# Exercise directions:
The number of lines with the string "value" in the listing below is all that should be reported.
##########
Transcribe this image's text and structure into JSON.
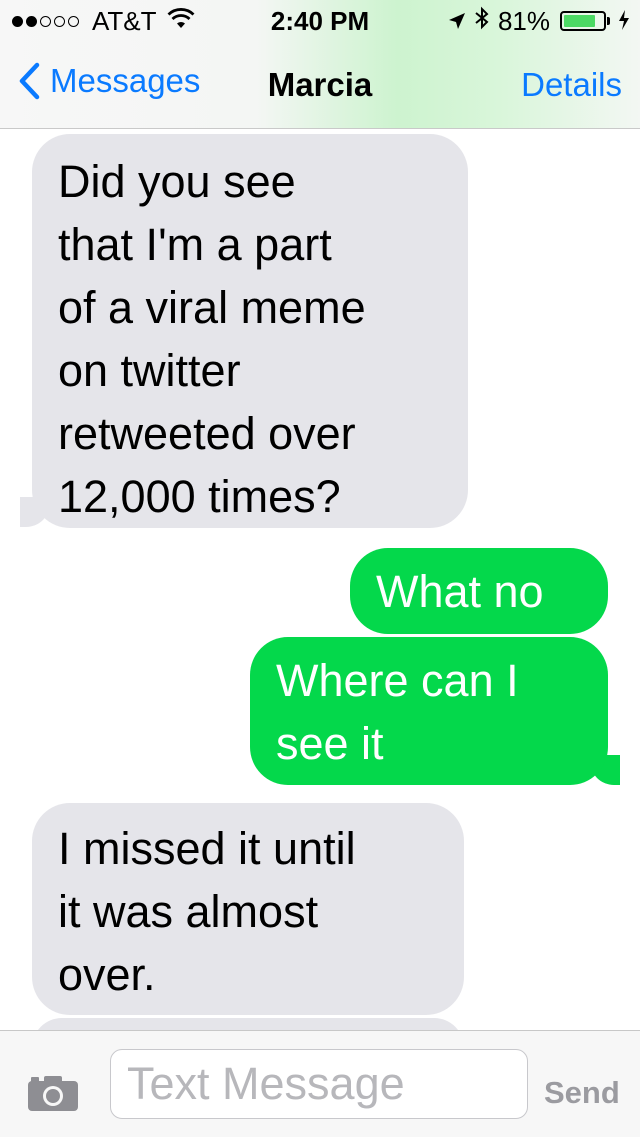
{
  "status_bar": {
    "signal_filled": 2,
    "signal_total": 5,
    "carrier": "AT&T",
    "time": "2:40 PM",
    "battery_text": "81%",
    "battery_level": 0.81
  },
  "nav": {
    "back_label": "Messages",
    "title": "Marcia",
    "details_label": "Details"
  },
  "messages": [
    {
      "direction": "incoming",
      "lines": [
        "Did you see",
        "that I'm a part",
        "of a viral meme",
        "on twitter",
        "retweeted over",
        "12,000 times?"
      ]
    },
    {
      "direction": "outgoing",
      "lines": [
        "What no"
      ]
    },
    {
      "direction": "outgoing",
      "lines": [
        "Where can I",
        "see it"
      ]
    },
    {
      "direction": "incoming",
      "lines": [
        "I missed it until",
        "it was almost",
        "over."
      ]
    }
  ],
  "input": {
    "placeholder": "Text Message",
    "value": "",
    "send_label": "Send"
  },
  "colors": {
    "incoming_bubble": "#e5e5ea",
    "outgoing_bubble": "#04d84b",
    "accent": "#0a7aff",
    "battery_fill": "#4cd964"
  },
  "icons": {
    "wifi": "wifi-icon",
    "location": "location-arrow-icon",
    "bluetooth": "bluetooth-icon",
    "charging": "bolt-icon",
    "back": "chevron-left-icon",
    "camera": "camera-icon"
  }
}
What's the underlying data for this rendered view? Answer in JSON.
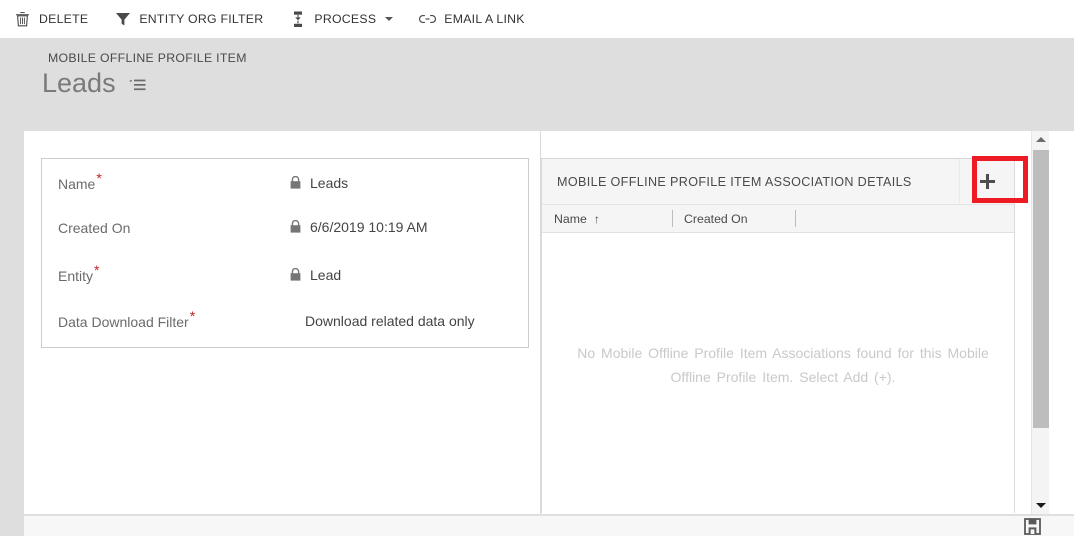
{
  "commandbar": {
    "items": [
      {
        "icon": "trash-icon",
        "label": "DELETE",
        "has_caret": false
      },
      {
        "icon": "funnel-icon",
        "label": "ENTITY ORG FILTER",
        "has_caret": false
      },
      {
        "icon": "process-icon",
        "label": "PROCESS",
        "has_caret": true
      },
      {
        "icon": "link-icon",
        "label": "EMAIL A LINK",
        "has_caret": false
      }
    ]
  },
  "header": {
    "breadcrumb": "MOBILE OFFLINE PROFILE ITEM",
    "record_title": "Leads",
    "nav_icon": "record-set-navigator-icon"
  },
  "form": {
    "fields": [
      {
        "label": "Name",
        "required": true,
        "locked": true,
        "value": "Leads"
      },
      {
        "label": "Created On",
        "required": false,
        "locked": true,
        "value": "6/6/2019   10:19 AM"
      },
      {
        "label": "Entity",
        "required": true,
        "locked": true,
        "value": "Lead"
      },
      {
        "label": "Data Download Filter",
        "required": true,
        "locked": false,
        "value": "Download related data only"
      }
    ]
  },
  "subgrid": {
    "title": "MOBILE OFFLINE PROFILE ITEM ASSOCIATION DETAILS",
    "add_label": "+",
    "columns": [
      {
        "label": "Name",
        "sorted": true,
        "sort_glyph": "↑"
      },
      {
        "label": "Created On",
        "sorted": false,
        "sort_glyph": ""
      }
    ],
    "empty_message": "No Mobile Offline Profile Item Associations found for this Mobile Offline Profile Item. Select Add (+)."
  },
  "statusbar": {
    "save_icon": "save-floppy-icon"
  },
  "annotation": {
    "color": "#ed1b24",
    "target": "add-association-button"
  }
}
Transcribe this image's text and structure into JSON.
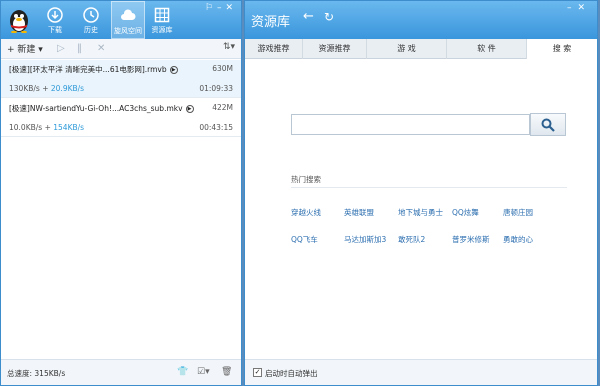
{
  "left": {
    "nav": [
      {
        "label": "下载",
        "icon": "download-icon"
      },
      {
        "label": "历史",
        "icon": "history-icon"
      },
      {
        "label": "旋风空间",
        "icon": "cloud-icon"
      },
      {
        "label": "资源库",
        "icon": "grid-icon"
      }
    ],
    "toolbar": {
      "new_label": "+ 新建",
      "dropdown": "▾",
      "sort": "⇅▾"
    },
    "tasks": [
      {
        "name": "[极速][环太平洋 清晰完美中...61电影网].rmvb",
        "size": "630M",
        "down": "130KB/s",
        "up": "20.9KB/s",
        "time": "01:09:33"
      },
      {
        "name": "[极速]NW-sartiendYu-Gi-Oh!...AC3chs_sub.mkv",
        "size": "422M",
        "down": "10.0KB/s",
        "up": "154KB/s",
        "time": "00:43:15"
      }
    ],
    "footer": {
      "total": "总速度: 315KB/s"
    }
  },
  "right": {
    "title": "资源库",
    "tabs": [
      "游戏推荐",
      "资源推荐",
      "游 戏",
      "软 件",
      "搜 索"
    ],
    "active_tab": 4,
    "search": {
      "placeholder": "",
      "value": ""
    },
    "hot": {
      "title": "热门搜索",
      "row1": [
        "穿越火线",
        "英雄联盟",
        "地下城与勇士",
        "QQ炫舞",
        "唐顿庄园"
      ],
      "row2": [
        "QQ飞车",
        "马达加斯加3",
        "敢死队2",
        "普罗米修斯",
        "勇敢的心"
      ]
    },
    "footer": {
      "checkbox_label": "启动时自动弹出",
      "checked": true
    }
  }
}
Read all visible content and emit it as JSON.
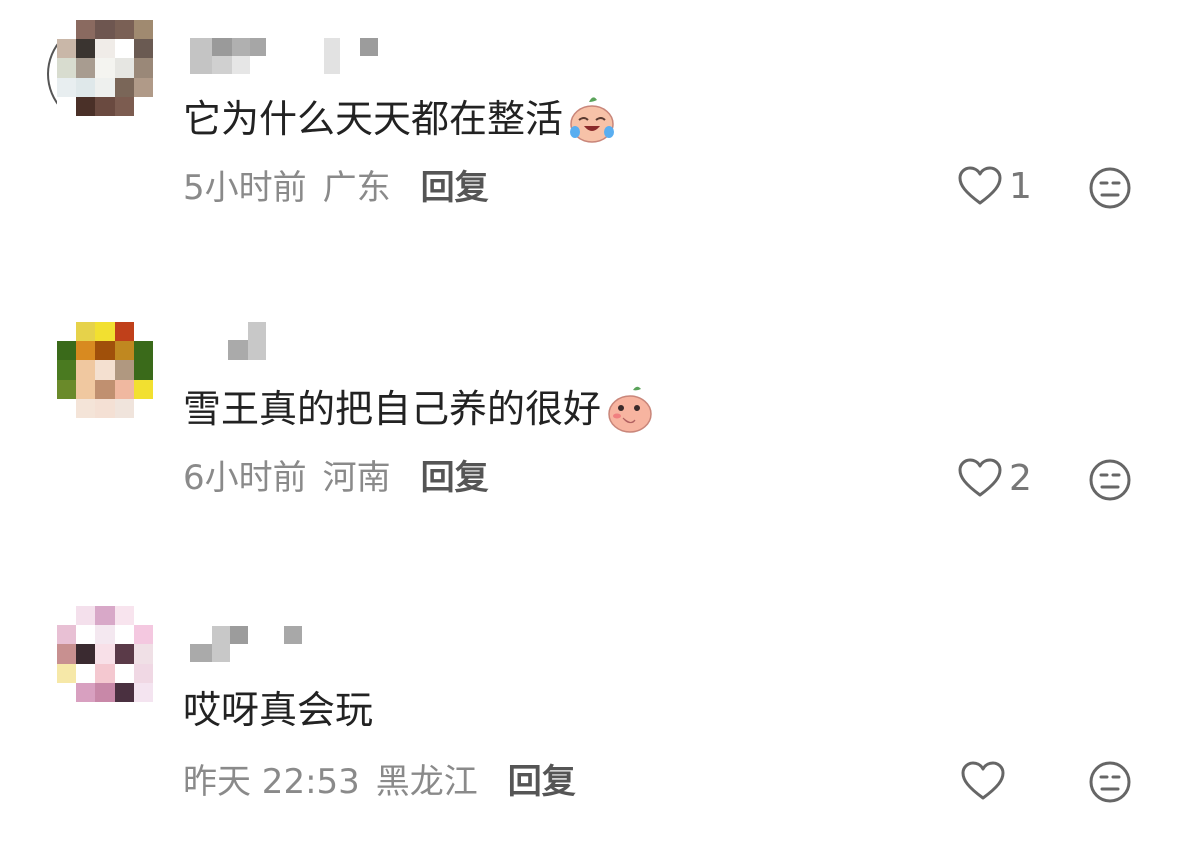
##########
# Solution below:
6